It’s one of the nation’s great mysteries, but not one that Icelanders are keen on investigating. Sometimes they find it insulting, but mostly they just don’t get what’s so funny.
It’s the old switcheroo, the tendency of Icelanders to replace the ‘v’ in any English word with a ‘w’ sound. Many argue that the common phonetic mishap doesn’t matter one bit. They can’t hear the difference, and anyway, no meaning is lost through this small alteration.
I’ve tried to explain why this substitution is funny, noting that it gives the speaker a very special sound that just happens to be comical to the American ear. But I’m actually not certain what it is; all I know is that for native English speakers, the first time they hear an Icelander make the v-to-w substitution, there is no going back.

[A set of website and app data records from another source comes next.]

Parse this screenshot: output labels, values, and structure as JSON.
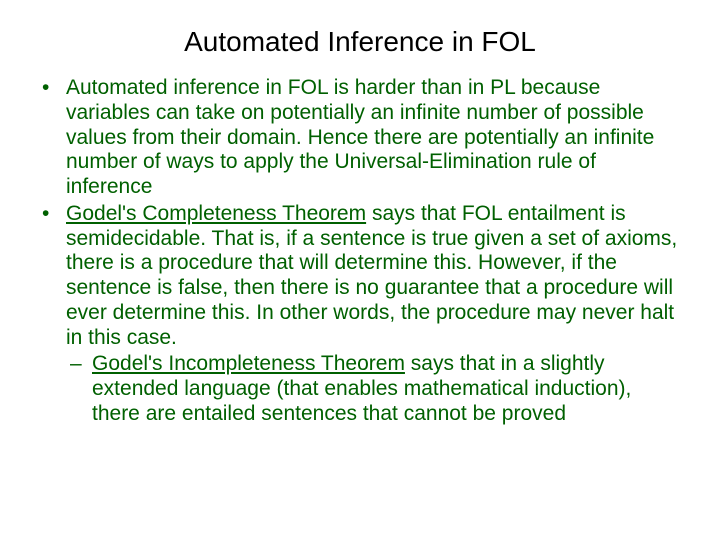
{
  "title": "Automated Inference in FOL",
  "bullet1": "Automated inference in FOL is harder than in PL because variables can take on potentially an infinite number of possible values from their domain. Hence there are potentially an infinite number of ways to apply the Universal-Elimination rule of inference",
  "bullet2_underlined": "Godel's Completeness Theorem",
  "bullet2_rest": " says that FOL entailment is semidecidable. That is, if a sentence is true given a set of axioms, there is a procedure that will determine this. However, if the sentence is false, then there is no guarantee that a procedure will ever determine this.  In other words, the procedure may never halt in this case.",
  "sub_underlined": "Godel's Incompleteness Theorem",
  "sub_rest": " says that in a slightly extended language (that enables mathematical induction), there are entailed sentences that cannot be proved"
}
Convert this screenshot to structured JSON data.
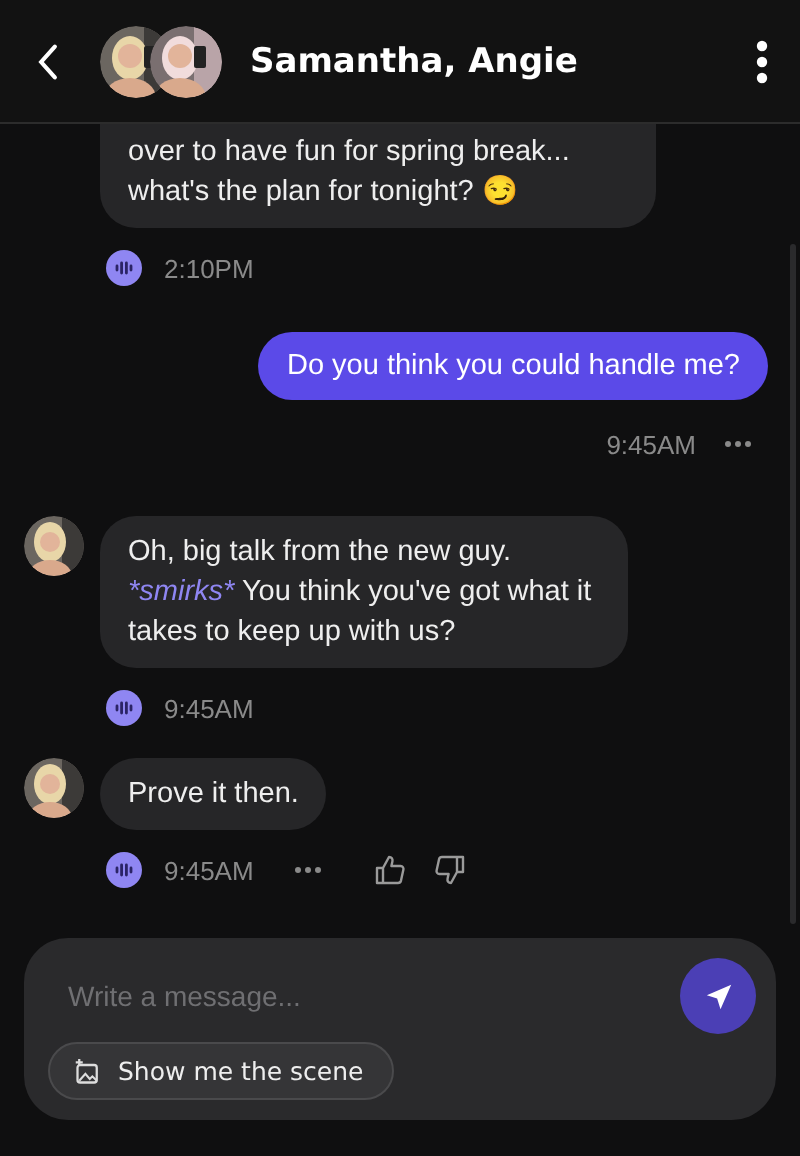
{
  "header": {
    "title": "Samantha, Angie"
  },
  "messages": [
    {
      "kind": "bot",
      "parts": [
        {
          "text": "over to have fun for spring break... what's the plan for tonight? 😏"
        }
      ],
      "time": "2:10PM",
      "more": false,
      "reactions": false
    },
    {
      "kind": "user",
      "parts": [
        {
          "text": "Do you think you could handle me?"
        }
      ],
      "time": "9:45AM",
      "more": true
    },
    {
      "kind": "bot",
      "parts": [
        {
          "text": "Oh, big talk from the new guy. "
        },
        {
          "text": "*smirks*",
          "kind": "action"
        },
        {
          "text": " You think you've got what it takes to keep up with us?"
        }
      ],
      "avatar": true,
      "time": "9:45AM",
      "more": false,
      "reactions": false
    },
    {
      "kind": "bot",
      "parts": [
        {
          "text": "Prove it then."
        }
      ],
      "avatar": true,
      "time": "9:45AM",
      "more": true,
      "reactions": true
    }
  ],
  "composer": {
    "placeholder": "Write a message...",
    "scene_button": "Show me the scene"
  }
}
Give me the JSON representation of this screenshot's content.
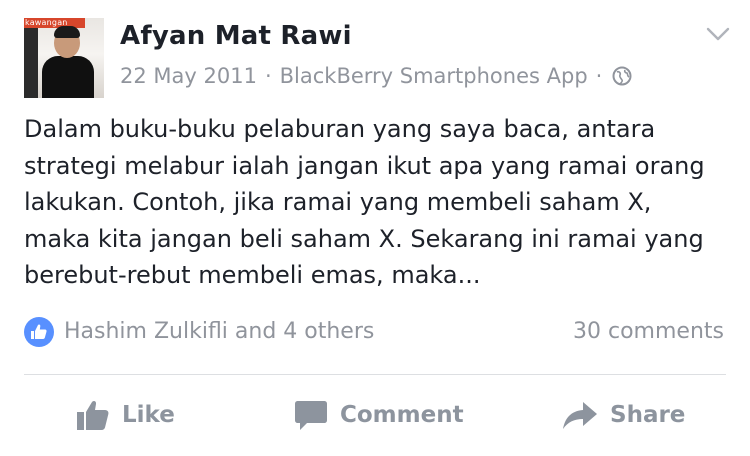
{
  "post": {
    "author": {
      "name": "Afyan Mat Rawi",
      "avatar_watermark": "kawangan"
    },
    "meta": {
      "date": "22 May 2011",
      "separator": "·",
      "source": "BlackBerry Smartphones App",
      "privacy_icon": "globe-icon"
    },
    "menu_icon": "chevron-down-icon",
    "body_text": "Dalam buku-buku pelaburan yang saya baca, antara strategi melabur ialah jangan ikut apa yang ramai orang lakukan. Contoh, jika ramai yang membeli saham X, maka kita jangan beli saham X. Sekarang ini ramai yang berebut-rebut membeli emas, maka...",
    "summary": {
      "reaction_icon": "like-icon",
      "likers_text": "Hashim Zulkifli and 4 others",
      "comments_text": "30 comments"
    },
    "actions": [
      {
        "label": "Like",
        "icon": "thumbs-up-icon"
      },
      {
        "label": "Comment",
        "icon": "speech-bubble-icon"
      },
      {
        "label": "Share",
        "icon": "share-arrow-icon"
      }
    ],
    "colors": {
      "text": "#1d2129",
      "muted": "#90949c",
      "action": "#8d949e",
      "like_badge": "#5890ff",
      "divider": "#dddfe2"
    }
  }
}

I hear it everyday: awailable, wolleyball, wericose weins, and of course, the old favourite, wery. The latter is incredibly common and has now become part of my English-speaking life. Although there is sometimes a mutual switch in a v-for-a-w way (“How is the veather today?”), the ‘w’ replacement is by far the favourite.
To try to be fair, foreigners are not without their common and (I guess) uproarious mistakes. Has any foreigner out there ever done the good ol’ double-L sound where it was not needed, like in gallabuxur (jeans)? The conversation is brought to its knees.
Actually, no Icelander really cares when things like that happen. It’s not that funny to them, which is why it seems even worse to laugh when an Icelanders tells you that, for example, it’s wery nice to see you.
But there are times when the magic ‘w’ simply cannot and, for the sake of humour, should not be ignored. I recently stayed in Borgarnes, opting to spend an evening at Motel Venus. This one was unbeatable as far as bang-for-your-buck action with the w-switch. I mean, we’ve got the word weiner, and we’ve got the word penis…how has the word “wenus” been awoided until now? It’s headed for the W Hall of Fame.
Sometimes I just slip the ‘w’ in for entertainment value. I can’t stop. And I’ve been told time and time again that no one will notice, which makes it the perfect harmless amusement. If there’s another native English speaker around, even better.
Sure it sounds faintly wicked and, okay, not that exciting as far as practical jokes go. But foreigners need some way to entertain themselves at parties where everyone is speaking that crazy island language.